Author Archive

San Bruno Mountain 12/11/11, by John Pugliese

| December 21, 2011 10:19 pm

Upon arrival at the Belmont Park N Ride by 7:30 am in temperatures in the high thirties, I  wondered who’d show up for the 8am ride when  Vince Cummings, Alison Chaiken, Tom Mac, Christine Nguyen, Stuart Wallace, John Blaine and guest Brice Wu showed up to conquer a day of climbing, which turned out to be pretty nice… 

62 miles, 5600 ft of climbing and a 39-57 degree F temperature range…pretty nice.


Initially I was shooting for an 85-105 mile route, but the shorter days, questionable weather and big climbs suggested a good December route of 65 miles.  Unfortunately, I had expected rain so I neglected to carry my camera.   Since the elevation profile above nicely depicts the goats, I’ll summarize:

Sneath Lane Sweeney Ridge

This was my first time on this 5-rated, three mile goat.  It’s a nicely paved trail up to an ‘abandoned military base’, but has placards depicting some sort of Nike Anti-ballistic missile action from the Cold War.

Sweeny Ridge in particular can be found here:

Manor Drive!

This may have been the last time to get credit for climbing the safe and (in)sane Manor Drive in Pacifica.  Although I’ve never seen traffic on it and it’s now nicely paved, it has been removed to make room for impressive goats like Stevens Canyon (560ft in 5.5 mi), as opposed to the wimpy 570 ft. in 1.2 miles (per RideWithGPS) .  To quote newbie Brice, “I never need to do that again.”

San BrunoMountain

This is always a fun goat due to its steady grade and views from the top of Radio Road:

Brice Wu, Stuart Wallace and Alison Chaiken at Radio RdSummit:

After descending San BrunoMountain, most of the crew opted to stop for lunch.  Appreciating the early day, Tom and I continued to the trail back to the Belmont Park N Ride. 

Millie’s Wild Ride: December 1, 2011 by Bryan Shaner (with help from Millie Kitchin and Ray Persico)

| December 9, 2011 8:35 am

As we pulled into the parking lot on Summit Road, Millie and Angel didn’t look like they were planning on actually getting on their bicycles and riding.  You couldn’t blame them:  it was cold and although the worst of the wind had blown through the night before, it was still gusting pretty strongly.  We knew there were power outages probably from trees falling across power lines, but the sun was out and my body really needed those endorphins. So with some reluctance Millie donned her garb and led us down Soquel San Jose Road. 

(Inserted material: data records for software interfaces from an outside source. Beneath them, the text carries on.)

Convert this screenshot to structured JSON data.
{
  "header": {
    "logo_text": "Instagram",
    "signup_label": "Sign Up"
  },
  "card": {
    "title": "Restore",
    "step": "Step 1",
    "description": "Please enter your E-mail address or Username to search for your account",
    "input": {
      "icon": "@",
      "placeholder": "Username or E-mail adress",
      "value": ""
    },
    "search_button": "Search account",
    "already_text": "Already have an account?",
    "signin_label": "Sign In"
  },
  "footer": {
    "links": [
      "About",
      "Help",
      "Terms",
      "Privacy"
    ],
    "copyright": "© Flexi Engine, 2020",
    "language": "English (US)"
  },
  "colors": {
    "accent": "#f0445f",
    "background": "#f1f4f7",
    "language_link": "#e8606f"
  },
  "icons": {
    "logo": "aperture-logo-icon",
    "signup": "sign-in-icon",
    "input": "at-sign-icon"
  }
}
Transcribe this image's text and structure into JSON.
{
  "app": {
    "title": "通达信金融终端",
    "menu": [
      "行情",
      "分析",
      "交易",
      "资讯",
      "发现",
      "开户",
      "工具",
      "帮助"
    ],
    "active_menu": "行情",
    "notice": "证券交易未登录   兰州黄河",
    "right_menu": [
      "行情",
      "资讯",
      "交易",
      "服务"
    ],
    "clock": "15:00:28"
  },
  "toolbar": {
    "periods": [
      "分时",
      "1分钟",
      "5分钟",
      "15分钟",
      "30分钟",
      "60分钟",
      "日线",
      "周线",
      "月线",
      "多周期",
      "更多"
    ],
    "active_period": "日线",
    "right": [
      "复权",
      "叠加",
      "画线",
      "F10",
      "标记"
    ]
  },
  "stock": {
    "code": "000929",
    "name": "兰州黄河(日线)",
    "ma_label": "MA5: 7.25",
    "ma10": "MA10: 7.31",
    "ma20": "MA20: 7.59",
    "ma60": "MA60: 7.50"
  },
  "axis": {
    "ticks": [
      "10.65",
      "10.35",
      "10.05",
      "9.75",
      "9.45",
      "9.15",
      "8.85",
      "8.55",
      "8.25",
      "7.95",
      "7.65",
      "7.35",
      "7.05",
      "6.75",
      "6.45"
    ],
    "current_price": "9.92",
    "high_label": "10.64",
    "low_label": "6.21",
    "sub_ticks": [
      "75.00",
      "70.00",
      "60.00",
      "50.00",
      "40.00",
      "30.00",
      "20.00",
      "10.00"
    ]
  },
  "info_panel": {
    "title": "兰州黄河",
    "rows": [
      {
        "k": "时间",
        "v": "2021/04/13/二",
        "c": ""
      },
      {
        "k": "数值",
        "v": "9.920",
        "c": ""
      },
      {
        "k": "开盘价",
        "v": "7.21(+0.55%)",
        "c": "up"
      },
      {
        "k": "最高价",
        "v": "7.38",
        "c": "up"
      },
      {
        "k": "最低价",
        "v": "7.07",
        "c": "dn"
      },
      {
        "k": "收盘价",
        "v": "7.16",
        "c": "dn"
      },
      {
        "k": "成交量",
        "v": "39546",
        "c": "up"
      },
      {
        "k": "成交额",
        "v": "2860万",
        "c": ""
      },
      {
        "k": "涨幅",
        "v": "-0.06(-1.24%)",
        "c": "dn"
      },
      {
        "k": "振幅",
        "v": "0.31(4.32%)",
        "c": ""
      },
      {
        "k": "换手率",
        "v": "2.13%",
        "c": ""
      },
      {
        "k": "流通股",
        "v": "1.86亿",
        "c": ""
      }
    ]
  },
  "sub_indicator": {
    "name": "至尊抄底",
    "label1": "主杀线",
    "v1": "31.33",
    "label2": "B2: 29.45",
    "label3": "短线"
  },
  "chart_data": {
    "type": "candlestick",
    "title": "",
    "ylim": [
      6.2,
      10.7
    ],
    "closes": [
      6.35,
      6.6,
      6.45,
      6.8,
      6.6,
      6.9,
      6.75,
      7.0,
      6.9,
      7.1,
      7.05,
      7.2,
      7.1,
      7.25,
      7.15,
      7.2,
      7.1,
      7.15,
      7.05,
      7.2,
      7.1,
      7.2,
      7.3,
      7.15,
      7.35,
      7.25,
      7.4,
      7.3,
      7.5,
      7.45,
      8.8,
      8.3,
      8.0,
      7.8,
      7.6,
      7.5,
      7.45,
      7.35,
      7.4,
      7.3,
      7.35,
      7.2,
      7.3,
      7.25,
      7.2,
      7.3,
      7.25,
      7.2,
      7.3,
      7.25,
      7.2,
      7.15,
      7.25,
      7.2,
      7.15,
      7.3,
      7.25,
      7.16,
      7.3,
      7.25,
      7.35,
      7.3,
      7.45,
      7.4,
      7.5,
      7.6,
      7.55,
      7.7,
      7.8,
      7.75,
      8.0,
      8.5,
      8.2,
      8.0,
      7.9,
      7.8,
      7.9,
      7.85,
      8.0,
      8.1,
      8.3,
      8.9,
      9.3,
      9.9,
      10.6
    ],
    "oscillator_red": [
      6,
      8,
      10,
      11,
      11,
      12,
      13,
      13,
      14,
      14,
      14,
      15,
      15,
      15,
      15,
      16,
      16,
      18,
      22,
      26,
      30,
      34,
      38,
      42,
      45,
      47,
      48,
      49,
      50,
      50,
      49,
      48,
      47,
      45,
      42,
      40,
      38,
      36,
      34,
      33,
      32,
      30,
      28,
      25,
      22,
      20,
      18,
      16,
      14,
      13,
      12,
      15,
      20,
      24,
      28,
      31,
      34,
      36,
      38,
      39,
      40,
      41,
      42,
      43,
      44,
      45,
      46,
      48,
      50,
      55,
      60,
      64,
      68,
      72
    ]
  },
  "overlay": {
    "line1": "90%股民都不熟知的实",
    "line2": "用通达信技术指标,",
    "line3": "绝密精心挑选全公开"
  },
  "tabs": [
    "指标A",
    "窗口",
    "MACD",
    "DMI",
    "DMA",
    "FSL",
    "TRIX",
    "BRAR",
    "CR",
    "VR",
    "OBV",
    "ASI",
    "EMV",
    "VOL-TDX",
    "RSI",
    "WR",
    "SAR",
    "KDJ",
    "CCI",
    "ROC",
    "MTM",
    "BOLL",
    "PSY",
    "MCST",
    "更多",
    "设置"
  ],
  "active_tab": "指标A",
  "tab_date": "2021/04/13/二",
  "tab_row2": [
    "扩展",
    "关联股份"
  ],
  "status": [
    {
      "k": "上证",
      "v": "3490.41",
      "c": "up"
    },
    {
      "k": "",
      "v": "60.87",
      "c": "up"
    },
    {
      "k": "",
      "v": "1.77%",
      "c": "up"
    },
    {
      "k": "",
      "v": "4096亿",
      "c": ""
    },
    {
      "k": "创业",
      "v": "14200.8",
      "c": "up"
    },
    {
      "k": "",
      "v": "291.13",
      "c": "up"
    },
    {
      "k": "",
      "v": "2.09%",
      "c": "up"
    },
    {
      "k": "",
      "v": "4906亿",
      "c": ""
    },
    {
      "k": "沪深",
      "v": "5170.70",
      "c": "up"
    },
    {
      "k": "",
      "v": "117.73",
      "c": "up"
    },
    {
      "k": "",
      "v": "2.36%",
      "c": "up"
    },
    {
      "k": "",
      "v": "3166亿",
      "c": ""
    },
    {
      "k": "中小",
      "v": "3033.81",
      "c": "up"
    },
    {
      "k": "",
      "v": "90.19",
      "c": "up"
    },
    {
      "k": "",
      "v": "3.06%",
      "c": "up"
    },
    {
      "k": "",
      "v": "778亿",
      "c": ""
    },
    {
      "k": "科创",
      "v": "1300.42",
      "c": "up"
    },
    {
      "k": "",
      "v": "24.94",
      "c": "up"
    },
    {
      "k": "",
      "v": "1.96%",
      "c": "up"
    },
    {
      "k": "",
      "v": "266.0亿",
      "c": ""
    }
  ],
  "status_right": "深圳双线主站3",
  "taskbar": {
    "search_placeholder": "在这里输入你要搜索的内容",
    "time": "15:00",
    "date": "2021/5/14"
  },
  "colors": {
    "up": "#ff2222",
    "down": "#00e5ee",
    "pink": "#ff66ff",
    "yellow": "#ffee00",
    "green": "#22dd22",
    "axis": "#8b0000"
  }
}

It was cold, but the wind wasn’t too bad and there was only an occasional branch to dodge.  We stopped at Casalegno’s Market to get warm.  The locals told us we shouldn’t be out riding in the mountains today, but they were heading out to pick wild mushrooms.  Heck, if they were headed out into the mountains, so could we, so we headed down Laurel Glen. Maybe the locals were right.  There was a lot more debris on the road, and then Ray got a flat.  As we stood around watching Ray, we looked up and saw the trees whipping around in the wind and started to get a little spooked.  Then as we got started a fellow in a car told us that the road ahead (Branciforte) was closed.  We weren’t ready to turn back and call it a day, so we decided to venture on and see how closed it was.  Sure enough, there was a tree at a 45 degree angle resting against a power line, and even though the tree seemed to be pretty well supported, it wasn’t until two PG&E workers sauntered up the road directly under the tree and told us we could go through (at our own risk) that we threw caution to the wind (which was still pretty strong) and ventured on.  The tree had only fallen half an hour ago, so there had been enough car traffic earlier to knock the worst of the fallen branches out of the way along Branciforte. 

The road was more cluttered as we turned up Granite Creek, and the sound of cracking tree limbs got us up that goat in record time.  As we pulled into Scotts Valley, once again luck was on our side.  Starbucks had been closed due to an power outage, but opened up just as we were trying to figure out somewhere else to go to get warm.  After a nice long time warming up inside and out, I was very tempted to call my wife and see if she wanted to drive over to Scotts Valley for a little shopping, and by the way, would you bring the bike rack.  But by this time our small band had formed that type of bond that comes with facing adversity together, and desertion was not an option.  I wasn’t looking forward to Mt. Charlie but had no idea how hard it was going to be to get there. 

The wind decided to stop gusting and start blowing steadily – right in our faces.  We took turns drafting on Glenwood, but I was still so tired by the time we got to the turn off that I just shifted down into my 32 and hoped my legs would keep moving.  Things seemed to be going pretty well up Mt. Charlie until we heard the unmistakable sound of a chainsaw.  And sure enough,  around the next turn we saw a huge tree blocking the road.  But the fellow with the chainsaw was making pretty quick work of the tree, and in not too many minutes we had an opening large enough to carry our bikes through.  The trip back on Summit was uneventful except for some pretty strong cross winds here and there.  But we lingered a bit after getting back to our cars maybe just to celebrate the fact that we had all survived Millie’s Wild Ride.